Retype the full listing without altering anything.
-- Opening Marker --
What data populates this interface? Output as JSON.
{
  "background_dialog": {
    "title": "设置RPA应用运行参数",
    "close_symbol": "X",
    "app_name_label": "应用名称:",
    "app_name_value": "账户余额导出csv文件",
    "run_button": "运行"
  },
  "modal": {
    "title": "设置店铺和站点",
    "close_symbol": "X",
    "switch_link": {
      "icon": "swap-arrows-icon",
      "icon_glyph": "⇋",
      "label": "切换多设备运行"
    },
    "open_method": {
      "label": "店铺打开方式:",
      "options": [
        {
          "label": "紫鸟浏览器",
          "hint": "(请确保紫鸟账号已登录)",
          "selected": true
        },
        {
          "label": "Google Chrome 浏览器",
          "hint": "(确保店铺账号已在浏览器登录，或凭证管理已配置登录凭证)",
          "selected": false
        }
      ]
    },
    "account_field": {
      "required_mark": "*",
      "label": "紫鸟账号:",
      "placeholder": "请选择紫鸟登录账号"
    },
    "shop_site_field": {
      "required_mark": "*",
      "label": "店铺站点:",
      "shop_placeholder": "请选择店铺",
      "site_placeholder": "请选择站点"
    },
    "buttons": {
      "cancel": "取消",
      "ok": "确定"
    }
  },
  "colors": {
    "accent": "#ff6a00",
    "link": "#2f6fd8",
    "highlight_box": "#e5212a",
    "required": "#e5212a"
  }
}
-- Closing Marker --
- _EXPECTED OUTPUT_
What data populates this interface? Output as JSON.
{
  "background_dialog": {
    "title": "设置RPA应用运行参数",
    "close_symbol": "X",
    "app_name_label": "应用名称:",
    "app_name_value": "账户余额导出csv文件",
    "run_button": "运行"
  },
  "modal": {
    "title": "设置店铺和站点",
    "close_symbol": "X",
    "switch_link": {
      "icon": "swap-arrows-icon",
      "icon_glyph": "⇋",
      "label": "切换多设备运行"
    },
    "open_method": {
      "label": "店铺打开方式:",
      "options": [
        {
          "label": "紫鸟浏览器",
          "hint": "(请确保紫鸟账号已登录)",
          "selected": true
        },
        {
          "label": "Google Chrome 浏览器",
          "hint": "(确保店铺账号已在浏览器登录，或凭证管理已配置登录凭证)",
          "selected": false
        }
      ]
    },
    "account_field": {
      "required_mark": "*",
      "label": "紫鸟账号:",
      "placeholder": "请选择紫鸟登录账号"
    },
    "shop_site_field": {
      "required_mark": "*",
      "label": "店铺站点:",
      "shop_placeholder": "请选择店铺",
      "site_placeholder": "请选择站点"
    },
    "buttons": {
      "cancel": "取消",
      "ok": "确定"
    }
  },
  "colors": {
    "accent": "#ff6a00",
    "link": "#2f6fd8",
    "highlight_box": "#e5212a",
    "required": "#e5212a"
  }
}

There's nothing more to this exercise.